Raitt and actor Michael O'Keefe were married on April 27, 1991, when he was 36 and she 41. They announced their divorce on November 9, 1999, with a causal factor appearing to be that their careers caused considerable time apart.Cite error: The named reference ontheredcarpet1 was invoked but never defined (see the help page). "Bonnie Raitt and Michael O'Keefe Divorcing". Entertainment Wire (Business Wire). November 9, 1999. Retrieved April 15, 2011. "Left Singing the Blues". People.com. November 29, 1999. Retrieved 2014-04-19.
Raitt's political involvement goes back to the early seventies. Her 1972 album "Give it up" had a dedication "to the people of North Vietnam ..." printed on the back.
Raitt's web site urges fans to learn more about preserving the environment. She was a founding member of Musicians United for Safe Energy in 1979 and a catalyst for the larger anti-nuclear movement, becoming involved with groups like the Abalone Alliance and Alliance for Survival.
In 1994 at the urging of writer Dick Waterman, Raitt funded the replacement of a headstone for one of her mentors, blues guitarist Fred McDowell through the Mt. Zion Memorial Fund. Raitt later financed memorial headstones in Mississippi for musicians Memphis Minnie, Sam Chatmon, and Tommy Johnson again with the Mt. Zion Memorial Fund.
At the Stockholm Jazz Festival in July 2004, Raitt dedicated a classic to sitting (and later re-elected) U.S. President George W. Bush. She was quoted as saying, "We're gonna sing this for George Bush because he's out of here, people!" before she launched into the opening licks of "Your Good Thing (Is About to End)", a cover that was featured on her 1979 album The Glow. In 2002, Raitt signed on as an official supporter of Little Kids Rock, a nonprofit organization that provides free musical instruments and free lessons to children in public schools throughout the U.S.A. She has visited children in the program and sits on the organization's board of directors as an honorary member.

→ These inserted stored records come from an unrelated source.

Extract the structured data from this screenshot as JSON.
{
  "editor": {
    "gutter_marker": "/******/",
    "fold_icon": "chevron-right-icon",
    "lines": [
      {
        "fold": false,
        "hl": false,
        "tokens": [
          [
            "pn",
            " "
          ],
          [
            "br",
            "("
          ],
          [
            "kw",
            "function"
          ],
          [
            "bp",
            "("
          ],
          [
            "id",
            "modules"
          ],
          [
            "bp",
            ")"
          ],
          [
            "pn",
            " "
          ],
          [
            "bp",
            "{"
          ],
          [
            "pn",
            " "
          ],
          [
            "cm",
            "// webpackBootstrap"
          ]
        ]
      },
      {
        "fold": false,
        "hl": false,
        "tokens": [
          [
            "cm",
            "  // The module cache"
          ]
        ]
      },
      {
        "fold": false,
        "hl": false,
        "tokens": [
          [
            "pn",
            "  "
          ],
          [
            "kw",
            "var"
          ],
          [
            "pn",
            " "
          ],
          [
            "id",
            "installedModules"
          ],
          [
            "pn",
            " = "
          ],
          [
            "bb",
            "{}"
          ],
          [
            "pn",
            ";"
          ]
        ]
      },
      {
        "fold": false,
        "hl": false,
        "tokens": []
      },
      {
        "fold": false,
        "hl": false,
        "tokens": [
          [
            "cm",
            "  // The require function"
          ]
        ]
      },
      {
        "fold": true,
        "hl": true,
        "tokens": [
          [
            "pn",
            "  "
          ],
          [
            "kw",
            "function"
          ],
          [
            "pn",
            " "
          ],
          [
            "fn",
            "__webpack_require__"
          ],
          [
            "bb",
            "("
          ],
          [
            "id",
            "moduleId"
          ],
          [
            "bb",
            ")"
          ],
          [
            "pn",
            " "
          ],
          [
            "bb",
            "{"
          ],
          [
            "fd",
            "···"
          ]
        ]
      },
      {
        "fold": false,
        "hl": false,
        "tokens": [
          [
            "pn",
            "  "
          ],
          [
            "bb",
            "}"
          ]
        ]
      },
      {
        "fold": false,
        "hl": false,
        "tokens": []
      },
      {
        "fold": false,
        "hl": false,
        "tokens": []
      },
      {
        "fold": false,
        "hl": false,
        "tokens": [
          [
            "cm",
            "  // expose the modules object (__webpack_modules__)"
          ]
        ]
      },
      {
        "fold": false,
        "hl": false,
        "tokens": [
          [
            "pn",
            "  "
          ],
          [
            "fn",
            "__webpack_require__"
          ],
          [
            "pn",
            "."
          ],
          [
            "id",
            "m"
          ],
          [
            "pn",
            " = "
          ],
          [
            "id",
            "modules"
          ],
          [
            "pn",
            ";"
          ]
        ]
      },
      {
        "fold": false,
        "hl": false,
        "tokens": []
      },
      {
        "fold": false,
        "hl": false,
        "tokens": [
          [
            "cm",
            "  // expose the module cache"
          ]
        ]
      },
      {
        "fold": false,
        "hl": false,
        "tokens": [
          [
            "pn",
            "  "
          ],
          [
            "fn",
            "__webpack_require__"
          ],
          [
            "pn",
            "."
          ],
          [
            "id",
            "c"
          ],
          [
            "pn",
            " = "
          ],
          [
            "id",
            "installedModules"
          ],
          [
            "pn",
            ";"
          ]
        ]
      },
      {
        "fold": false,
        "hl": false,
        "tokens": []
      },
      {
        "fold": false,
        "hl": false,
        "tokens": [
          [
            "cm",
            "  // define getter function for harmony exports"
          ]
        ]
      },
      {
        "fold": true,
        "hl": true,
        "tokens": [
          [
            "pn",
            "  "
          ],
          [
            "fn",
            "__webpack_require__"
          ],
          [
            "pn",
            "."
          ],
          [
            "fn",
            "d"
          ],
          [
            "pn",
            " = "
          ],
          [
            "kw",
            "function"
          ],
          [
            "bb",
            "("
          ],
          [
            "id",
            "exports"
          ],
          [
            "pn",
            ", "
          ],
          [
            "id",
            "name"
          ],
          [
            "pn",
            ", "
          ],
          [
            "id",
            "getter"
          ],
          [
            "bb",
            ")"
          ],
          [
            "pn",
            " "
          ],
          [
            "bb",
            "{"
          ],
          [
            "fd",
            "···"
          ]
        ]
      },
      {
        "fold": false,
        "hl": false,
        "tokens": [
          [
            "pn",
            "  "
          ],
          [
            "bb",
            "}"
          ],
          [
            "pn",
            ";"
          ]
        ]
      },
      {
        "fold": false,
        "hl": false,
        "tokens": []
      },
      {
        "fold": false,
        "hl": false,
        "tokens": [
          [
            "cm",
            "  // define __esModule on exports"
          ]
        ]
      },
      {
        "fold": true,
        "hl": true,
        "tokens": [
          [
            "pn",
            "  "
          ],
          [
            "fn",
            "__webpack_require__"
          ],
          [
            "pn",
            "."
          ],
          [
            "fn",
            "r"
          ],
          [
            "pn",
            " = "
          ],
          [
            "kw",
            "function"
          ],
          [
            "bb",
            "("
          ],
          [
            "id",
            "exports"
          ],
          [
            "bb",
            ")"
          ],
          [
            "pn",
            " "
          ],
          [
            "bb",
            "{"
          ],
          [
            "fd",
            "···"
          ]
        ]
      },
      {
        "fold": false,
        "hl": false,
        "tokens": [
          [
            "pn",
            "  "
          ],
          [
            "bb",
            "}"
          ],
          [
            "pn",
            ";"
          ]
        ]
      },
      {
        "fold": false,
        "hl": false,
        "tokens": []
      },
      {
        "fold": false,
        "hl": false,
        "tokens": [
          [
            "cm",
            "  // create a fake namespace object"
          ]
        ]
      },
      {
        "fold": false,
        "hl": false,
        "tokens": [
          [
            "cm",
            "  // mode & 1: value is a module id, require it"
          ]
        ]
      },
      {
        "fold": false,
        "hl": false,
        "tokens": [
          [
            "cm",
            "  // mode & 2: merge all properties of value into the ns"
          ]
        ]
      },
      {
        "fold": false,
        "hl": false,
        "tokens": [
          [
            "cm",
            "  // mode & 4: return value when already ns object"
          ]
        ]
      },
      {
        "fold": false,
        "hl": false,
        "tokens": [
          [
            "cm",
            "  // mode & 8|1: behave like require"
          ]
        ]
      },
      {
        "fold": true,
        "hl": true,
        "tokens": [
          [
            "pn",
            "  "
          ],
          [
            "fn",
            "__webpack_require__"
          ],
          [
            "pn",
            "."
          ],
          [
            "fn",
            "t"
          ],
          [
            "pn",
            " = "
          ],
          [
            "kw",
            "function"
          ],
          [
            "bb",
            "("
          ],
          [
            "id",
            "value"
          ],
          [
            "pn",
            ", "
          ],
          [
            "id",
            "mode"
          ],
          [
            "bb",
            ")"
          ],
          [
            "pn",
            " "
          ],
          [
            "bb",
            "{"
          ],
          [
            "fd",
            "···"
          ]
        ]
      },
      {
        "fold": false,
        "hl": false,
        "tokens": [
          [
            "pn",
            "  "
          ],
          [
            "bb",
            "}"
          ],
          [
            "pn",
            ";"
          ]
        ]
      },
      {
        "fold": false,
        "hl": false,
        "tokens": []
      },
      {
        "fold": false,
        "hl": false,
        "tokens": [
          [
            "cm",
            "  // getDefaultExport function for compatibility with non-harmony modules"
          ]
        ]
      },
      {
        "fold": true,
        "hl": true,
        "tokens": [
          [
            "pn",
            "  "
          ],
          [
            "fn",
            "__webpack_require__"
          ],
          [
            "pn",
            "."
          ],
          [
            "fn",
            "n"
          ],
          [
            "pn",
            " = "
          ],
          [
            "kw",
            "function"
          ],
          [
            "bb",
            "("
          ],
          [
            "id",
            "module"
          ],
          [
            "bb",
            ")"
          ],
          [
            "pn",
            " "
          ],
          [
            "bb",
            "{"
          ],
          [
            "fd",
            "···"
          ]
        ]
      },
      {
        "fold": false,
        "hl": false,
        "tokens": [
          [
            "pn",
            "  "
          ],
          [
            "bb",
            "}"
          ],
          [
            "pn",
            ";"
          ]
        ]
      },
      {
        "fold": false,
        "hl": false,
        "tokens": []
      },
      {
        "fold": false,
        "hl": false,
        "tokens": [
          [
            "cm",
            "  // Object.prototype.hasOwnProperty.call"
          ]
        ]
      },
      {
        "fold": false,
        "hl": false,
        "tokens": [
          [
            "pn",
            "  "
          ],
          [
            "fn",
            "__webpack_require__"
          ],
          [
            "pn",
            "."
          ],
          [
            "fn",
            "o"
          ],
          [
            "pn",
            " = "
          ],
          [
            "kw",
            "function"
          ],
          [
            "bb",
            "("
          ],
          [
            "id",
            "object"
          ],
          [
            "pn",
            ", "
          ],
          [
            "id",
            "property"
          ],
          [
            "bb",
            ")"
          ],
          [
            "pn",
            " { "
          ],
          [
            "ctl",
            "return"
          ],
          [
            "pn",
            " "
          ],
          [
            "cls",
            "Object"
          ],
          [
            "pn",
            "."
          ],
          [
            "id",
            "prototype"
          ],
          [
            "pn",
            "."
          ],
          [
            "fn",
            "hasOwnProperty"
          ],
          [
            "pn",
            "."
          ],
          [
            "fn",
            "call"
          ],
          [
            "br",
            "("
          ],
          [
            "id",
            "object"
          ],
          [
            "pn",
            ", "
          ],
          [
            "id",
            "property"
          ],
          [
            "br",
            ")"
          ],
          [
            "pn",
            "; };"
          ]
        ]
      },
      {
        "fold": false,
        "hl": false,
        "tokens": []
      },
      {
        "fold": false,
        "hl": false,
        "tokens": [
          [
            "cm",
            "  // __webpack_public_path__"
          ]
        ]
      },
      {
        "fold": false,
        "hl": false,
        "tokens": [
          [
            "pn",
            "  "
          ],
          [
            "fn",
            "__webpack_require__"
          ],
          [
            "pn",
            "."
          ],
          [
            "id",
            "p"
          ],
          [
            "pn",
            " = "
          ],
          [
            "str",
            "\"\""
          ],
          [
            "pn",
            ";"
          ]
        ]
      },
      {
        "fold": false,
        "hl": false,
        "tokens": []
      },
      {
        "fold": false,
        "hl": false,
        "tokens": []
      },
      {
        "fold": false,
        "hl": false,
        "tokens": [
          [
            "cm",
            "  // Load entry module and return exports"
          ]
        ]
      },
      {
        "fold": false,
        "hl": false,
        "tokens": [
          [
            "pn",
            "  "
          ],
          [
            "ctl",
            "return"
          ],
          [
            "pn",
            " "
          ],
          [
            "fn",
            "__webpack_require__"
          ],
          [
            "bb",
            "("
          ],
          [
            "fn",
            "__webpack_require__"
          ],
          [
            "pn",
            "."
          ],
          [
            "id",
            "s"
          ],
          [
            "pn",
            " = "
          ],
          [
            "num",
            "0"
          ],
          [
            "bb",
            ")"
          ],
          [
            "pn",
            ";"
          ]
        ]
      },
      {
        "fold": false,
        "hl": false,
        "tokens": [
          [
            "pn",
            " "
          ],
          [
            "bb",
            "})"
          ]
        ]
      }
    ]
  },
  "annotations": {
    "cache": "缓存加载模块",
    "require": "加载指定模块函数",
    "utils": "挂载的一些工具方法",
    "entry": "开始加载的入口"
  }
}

In 2008, Raitt donated a song to the Aid Still Required's CD to assist with relief efforts in Southeast Asia from the 2004 Tsunami.
Raitt worked with Reverb, a non-profit environmental organization, for her 2005 Fall/Winter and 2006 Spring/Summer/Fall tours.
Raitt is part of the No Nukes group which is against the expansion of nuclear power. In 2007, No Nukes recorded a music video of a new version of the Buffalo Springfield song "For What It's Worth".
During the 2008 Democratic primary campaign Raitt, along with Jackson Browne and bassist James "Hutch" Hutchinson, performed at campaign appearances for candidate John Edwards."Bonnie Raitt's 2006 tour". Reverb. Retrieved 2011-04-07. Daniel Kreps. ""For What It's Worth," No Nukes Reunite After Thirty Years". NukeFree.org. Retrieved 2011-04-07. "Support Musicians Acting to Stop New Reactors". Nuclear Information and Resource Service. October 12, 2007. Retrieved 2011-04-07. "Raitt to rock against new reactors". Charleston Regional Business Journal. January 13, 2009. Retrieved 2011-04-07.
Raitt's principal touring guitar is a customized Fender Stratocaster.:"Bonnie Raitt: Return of the Blues Baroness". March 9, 2012.